Artificial Photosynthesis can help solve carbon emission problem: Study
Artificial Photosynthesis Can Help Solve Carbon Emission Problem: Study. A new research has suggested that there is a possibility that carbon emission problem of the world might be solved by a potentially game-changing breakthrough in artificial photosynthesis.
Washington: A new research has suggested that there is a possibility that carbon emission problem of the world might be solved by a potentially game-changing breakthrough in artificial photosynthesis.
A potentially game-changing breakthrough in artificial photosynthesis has been achieved with the development of a system that can capture carbon dioxide emissions before they are vented into the atmosphere and then, powered by solar energy, convert that carbon dioxide into valuable chemical products, including biodegradable plastics, pharmaceutical drugs and even liquid fuels.
Scientists with the U.S. Department of Energy (DOE)'s Lawrence Berkeley National Laboratory (Berkeley Lab) and the University of California (UC) Berkeley have created a hybrid system of semiconducting nanowires and bacteria that mimics the natural photosynthetic process by which plants use the energy in sunlight to synthesize carbohydrates from carbon dioxide and water.
However, this new artificial photosynthetic system synthesizes the combination of carbon dioxide and water into acetate, the most common building block today for biosynthesis.
By combining biocompatible light-capturing nanowire arrays with select bacterial populations, the new artificial photosynthesis system offered a win/win situation for the environment: solar-powered green chemistry using sequestered carbon dioxide.
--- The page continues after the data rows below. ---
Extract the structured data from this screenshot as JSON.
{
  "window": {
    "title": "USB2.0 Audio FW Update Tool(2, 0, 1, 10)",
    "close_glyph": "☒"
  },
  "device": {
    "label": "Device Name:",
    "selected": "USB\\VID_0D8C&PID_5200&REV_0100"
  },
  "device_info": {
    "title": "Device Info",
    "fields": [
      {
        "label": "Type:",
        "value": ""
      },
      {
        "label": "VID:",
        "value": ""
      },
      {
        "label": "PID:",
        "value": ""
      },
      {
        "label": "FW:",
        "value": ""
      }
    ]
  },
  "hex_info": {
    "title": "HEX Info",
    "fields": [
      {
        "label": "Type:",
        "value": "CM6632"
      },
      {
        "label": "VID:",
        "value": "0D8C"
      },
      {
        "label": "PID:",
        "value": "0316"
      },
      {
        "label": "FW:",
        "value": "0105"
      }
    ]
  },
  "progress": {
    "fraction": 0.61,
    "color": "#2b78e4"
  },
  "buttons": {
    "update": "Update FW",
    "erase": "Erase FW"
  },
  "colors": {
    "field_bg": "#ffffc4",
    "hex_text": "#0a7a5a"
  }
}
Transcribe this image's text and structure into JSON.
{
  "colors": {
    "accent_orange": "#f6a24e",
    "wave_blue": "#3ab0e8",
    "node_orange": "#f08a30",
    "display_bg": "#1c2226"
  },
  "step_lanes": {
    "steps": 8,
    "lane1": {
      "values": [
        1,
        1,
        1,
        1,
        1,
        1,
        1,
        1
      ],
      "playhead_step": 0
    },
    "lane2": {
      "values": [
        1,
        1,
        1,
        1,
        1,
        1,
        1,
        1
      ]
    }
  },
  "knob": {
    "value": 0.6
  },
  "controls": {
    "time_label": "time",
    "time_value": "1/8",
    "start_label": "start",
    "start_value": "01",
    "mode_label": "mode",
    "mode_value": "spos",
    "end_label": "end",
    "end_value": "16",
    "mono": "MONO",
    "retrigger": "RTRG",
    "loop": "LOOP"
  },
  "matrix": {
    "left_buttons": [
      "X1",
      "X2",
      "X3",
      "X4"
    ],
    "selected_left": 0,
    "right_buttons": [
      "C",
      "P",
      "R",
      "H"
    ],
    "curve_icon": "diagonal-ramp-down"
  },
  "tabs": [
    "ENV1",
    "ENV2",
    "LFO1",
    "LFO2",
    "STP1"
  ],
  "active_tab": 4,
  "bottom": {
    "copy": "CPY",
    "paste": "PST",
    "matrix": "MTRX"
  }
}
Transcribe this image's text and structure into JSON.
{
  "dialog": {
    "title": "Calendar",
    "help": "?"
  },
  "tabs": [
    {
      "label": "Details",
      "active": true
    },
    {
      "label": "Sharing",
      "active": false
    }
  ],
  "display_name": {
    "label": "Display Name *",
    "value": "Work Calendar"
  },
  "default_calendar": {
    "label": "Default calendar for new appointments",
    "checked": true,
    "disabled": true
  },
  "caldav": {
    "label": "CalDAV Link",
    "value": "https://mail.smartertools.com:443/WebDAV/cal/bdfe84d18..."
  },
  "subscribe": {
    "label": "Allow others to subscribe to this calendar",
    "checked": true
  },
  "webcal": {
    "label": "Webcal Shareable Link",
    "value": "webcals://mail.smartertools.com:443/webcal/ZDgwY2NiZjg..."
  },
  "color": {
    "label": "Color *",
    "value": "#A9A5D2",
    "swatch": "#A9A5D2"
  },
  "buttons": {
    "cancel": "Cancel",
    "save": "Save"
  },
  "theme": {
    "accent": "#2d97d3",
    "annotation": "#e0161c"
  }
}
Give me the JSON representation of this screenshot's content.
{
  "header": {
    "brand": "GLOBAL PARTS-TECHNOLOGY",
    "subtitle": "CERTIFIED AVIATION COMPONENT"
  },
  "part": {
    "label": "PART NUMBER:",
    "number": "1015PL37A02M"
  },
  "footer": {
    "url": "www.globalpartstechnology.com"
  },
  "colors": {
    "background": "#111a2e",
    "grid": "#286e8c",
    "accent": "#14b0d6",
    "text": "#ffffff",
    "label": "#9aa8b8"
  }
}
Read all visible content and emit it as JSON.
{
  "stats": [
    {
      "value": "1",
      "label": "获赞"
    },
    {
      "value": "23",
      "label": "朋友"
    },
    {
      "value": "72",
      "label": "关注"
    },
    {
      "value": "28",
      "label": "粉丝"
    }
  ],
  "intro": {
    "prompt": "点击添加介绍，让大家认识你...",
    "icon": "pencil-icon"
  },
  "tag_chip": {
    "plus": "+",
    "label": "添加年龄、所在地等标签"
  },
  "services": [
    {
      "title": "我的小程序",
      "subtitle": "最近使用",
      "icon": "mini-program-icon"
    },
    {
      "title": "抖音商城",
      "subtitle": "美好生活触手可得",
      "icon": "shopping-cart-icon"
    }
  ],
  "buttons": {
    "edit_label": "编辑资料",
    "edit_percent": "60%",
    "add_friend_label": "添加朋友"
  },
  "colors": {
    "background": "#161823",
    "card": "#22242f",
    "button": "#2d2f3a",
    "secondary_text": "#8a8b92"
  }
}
A key to the success of their artificial photosynthesis system was the separation of the demanding requirements for light-capture efficiency and catalytic activity that is made possible by the nanowire/bacteria hybrid technology. With this approach, the Berkeley team achieved a solar energy conversion efficiency of up to 0.38-percent for about 200 hours under simulated sunlight, which was about the same as that of a leaf.
The yields of target chemical molecules produced from the acetate were also encouraging, as high as 26-percent for butanol, a fuel comparable to gasoline, 25-percent for amorphadiene, a precursor to the antimaleria drug artemisinin, and 52-percent for the renewable and biodegradable plastic PHB. Improved performances are anticipated with further refinements of the technology.